■ **TASK DIRECTIONS**: Verbatim output required. Print the data in full.

Data records for software interfaces:
◇ ◇ ◇

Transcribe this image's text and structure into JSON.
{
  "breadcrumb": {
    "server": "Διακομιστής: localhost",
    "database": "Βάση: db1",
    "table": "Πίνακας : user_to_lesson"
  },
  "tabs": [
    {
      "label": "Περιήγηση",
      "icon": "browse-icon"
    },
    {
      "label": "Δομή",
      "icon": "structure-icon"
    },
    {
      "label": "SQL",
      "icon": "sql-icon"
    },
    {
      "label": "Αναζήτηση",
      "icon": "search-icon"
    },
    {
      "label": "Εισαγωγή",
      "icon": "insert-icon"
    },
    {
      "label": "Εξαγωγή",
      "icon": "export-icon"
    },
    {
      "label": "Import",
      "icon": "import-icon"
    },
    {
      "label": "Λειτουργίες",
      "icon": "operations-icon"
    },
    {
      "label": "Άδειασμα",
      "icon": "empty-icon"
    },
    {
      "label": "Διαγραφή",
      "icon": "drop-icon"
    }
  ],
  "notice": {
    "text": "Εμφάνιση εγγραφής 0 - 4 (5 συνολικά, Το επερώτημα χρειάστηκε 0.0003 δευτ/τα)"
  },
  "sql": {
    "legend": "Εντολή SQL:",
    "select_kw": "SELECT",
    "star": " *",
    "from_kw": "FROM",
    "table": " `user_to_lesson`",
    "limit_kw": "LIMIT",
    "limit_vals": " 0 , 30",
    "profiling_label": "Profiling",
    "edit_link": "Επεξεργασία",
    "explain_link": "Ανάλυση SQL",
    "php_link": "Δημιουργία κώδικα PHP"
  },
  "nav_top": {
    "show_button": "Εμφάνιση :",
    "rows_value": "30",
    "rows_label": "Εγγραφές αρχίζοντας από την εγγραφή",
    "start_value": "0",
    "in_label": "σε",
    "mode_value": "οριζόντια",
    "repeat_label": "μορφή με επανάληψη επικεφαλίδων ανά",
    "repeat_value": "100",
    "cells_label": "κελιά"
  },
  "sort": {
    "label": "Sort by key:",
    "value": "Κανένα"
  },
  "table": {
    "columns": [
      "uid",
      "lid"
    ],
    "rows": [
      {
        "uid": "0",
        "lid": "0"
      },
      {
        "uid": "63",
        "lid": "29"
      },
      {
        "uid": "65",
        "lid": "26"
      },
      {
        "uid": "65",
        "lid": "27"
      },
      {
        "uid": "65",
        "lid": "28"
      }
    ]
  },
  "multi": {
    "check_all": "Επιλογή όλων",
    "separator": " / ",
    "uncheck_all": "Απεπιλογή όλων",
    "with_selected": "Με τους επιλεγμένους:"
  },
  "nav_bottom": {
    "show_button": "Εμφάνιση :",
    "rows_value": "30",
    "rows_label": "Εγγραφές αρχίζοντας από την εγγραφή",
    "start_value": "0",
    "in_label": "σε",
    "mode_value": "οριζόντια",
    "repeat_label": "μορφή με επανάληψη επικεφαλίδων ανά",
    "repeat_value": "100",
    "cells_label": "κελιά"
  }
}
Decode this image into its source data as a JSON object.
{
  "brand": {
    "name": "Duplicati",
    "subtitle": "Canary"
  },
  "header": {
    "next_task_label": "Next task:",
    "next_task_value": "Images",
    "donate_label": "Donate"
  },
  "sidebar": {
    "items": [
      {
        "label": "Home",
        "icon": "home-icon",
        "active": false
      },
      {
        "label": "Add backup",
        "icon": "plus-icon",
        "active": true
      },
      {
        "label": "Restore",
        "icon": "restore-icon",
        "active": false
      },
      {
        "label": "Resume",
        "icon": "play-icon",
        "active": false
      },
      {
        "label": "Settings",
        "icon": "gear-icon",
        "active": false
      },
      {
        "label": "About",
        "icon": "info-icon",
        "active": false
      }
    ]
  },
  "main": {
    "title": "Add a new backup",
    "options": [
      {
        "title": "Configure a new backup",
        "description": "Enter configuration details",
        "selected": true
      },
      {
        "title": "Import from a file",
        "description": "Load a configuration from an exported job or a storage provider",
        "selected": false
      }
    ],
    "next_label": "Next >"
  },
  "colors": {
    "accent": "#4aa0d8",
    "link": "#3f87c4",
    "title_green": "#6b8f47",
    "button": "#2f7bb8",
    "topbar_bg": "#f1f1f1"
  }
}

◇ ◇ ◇

■ **TASK RESULT**:
Transcribe this image's text and structure into JSON.
{
  "breadcrumb": {
    "server": "Διακομιστής: localhost",
    "database": "Βάση: db1",
    "table": "Πίνακας : user_to_lesson"
  },
  "tabs": [
    {
      "label": "Περιήγηση",
      "icon": "browse-icon"
    },
    {
      "label": "Δομή",
      "icon": "structure-icon"
    },
    {
      "label": "SQL",
      "icon": "sql-icon"
    },
    {
      "label": "Αναζήτηση",
      "icon": "search-icon"
    },
    {
      "label": "Εισαγωγή",
      "icon": "insert-icon"
    },
    {
      "label": "Εξαγωγή",
      "icon": "export-icon"
    },
    {
      "label": "Import",
      "icon": "import-icon"
    },
    {
      "label": "Λειτουργίες",
      "icon": "operations-icon"
    },
    {
      "label": "Άδειασμα",
      "icon": "empty-icon"
    },
    {
      "label": "Διαγραφή",
      "icon": "drop-icon"
    }
  ],
  "notice": {
    "text": "Εμφάνιση εγγραφής 0 - 4 (5 συνολικά, Το επερώτημα χρειάστηκε 0.0003 δευτ/τα)"
  },
  "sql": {
    "legend": "Εντολή SQL:",
    "select_kw": "SELECT",
    "star": " *",
    "from_kw": "FROM",
    "table": " `user_to_lesson`",
    "limit_kw": "LIMIT",
    "limit_vals": " 0 , 30",
    "profiling_label": "Profiling",
    "edit_link": "Επεξεργασία",
    "explain_link": "Ανάλυση SQL",
    "php_link": "Δημιουργία κώδικα PHP"
  },
  "nav_top": {
    "show_button": "Εμφάνιση :",
    "rows_value": "30",
    "rows_label": "Εγγραφές αρχίζοντας από την εγγραφή",
    "start_value": "0",
    "in_label": "σε",
    "mode_value": "οριζόντια",
    "repeat_label": "μορφή με επανάληψη επικεφαλίδων ανά",
    "repeat_value": "100",
    "cells_label": "κελιά"
  },
  "sort": {
    "label": "Sort by key:",
    "value": "Κανένα"
  },
  "table": {
    "columns": [
      "uid",
      "lid"
    ],
    "rows": [
      {
        "uid": "0",
        "lid": "0"
      },
      {
        "uid": "63",
        "lid": "29"
      },
      {
        "uid": "65",
        "lid": "26"
      },
      {
        "uid": "65",
        "lid": "27"
      },
      {
        "uid": "65",
        "lid": "28"
      }
    ]
  },
  "multi": {
    "check_all": "Επιλογή όλων",
    "separator": " / ",
    "uncheck_all": "Απεπιλογή όλων",
    "with_selected": "Με τους επιλεγμένους:"
  },
  "nav_bottom": {
    "show_button": "Εμφάνιση :",
    "rows_value": "30",
    "rows_label": "Εγγραφές αρχίζοντας από την εγγραφή",
    "start_value": "0",
    "in_label": "σε",
    "mode_value": "οριζόντια",
    "repeat_label": "μορφή με επανάληψη επικεφαλίδων ανά",
    "repeat_value": "100",
    "cells_label": "κελιά"
  }
}
Decode this image into its source data as a JSON object.
{
  "brand": {
    "name": "Duplicati",
    "subtitle": "Canary"
  },
  "header": {
    "next_task_label": "Next task:",
    "next_task_value": "Images",
    "donate_label": "Donate"
  },
  "sidebar": {
    "items": [
      {
        "label": "Home",
        "icon": "home-icon",
        "active": false
      },
      {
        "label": "Add backup",
        "icon": "plus-icon",
        "active": true
      },
      {
        "label": "Restore",
        "icon": "restore-icon",
        "active": false
      },
      {
        "label": "Resume",
        "icon": "play-icon",
        "active": false
      },
      {
        "label": "Settings",
        "icon": "gear-icon",
        "active": false
      },
      {
        "label": "About",
        "icon": "info-icon",
        "active": false
      }
    ]
  },
  "main": {
    "title": "Add a new backup",
    "options": [
      {
        "title": "Configure a new backup",
        "description": "Enter configuration details",
        "selected": true
      },
      {
        "title": "Import from a file",
        "description": "Load a configuration from an exported job or a storage provider",
        "selected": false
      }
    ],
    "next_label": "Next >"
  },
  "colors": {
    "accent": "#4aa0d8",
    "link": "#3f87c4",
    "title_green": "#6b8f47",
    "button": "#2f7bb8",
    "topbar_bg": "#f1f1f1"
  }
}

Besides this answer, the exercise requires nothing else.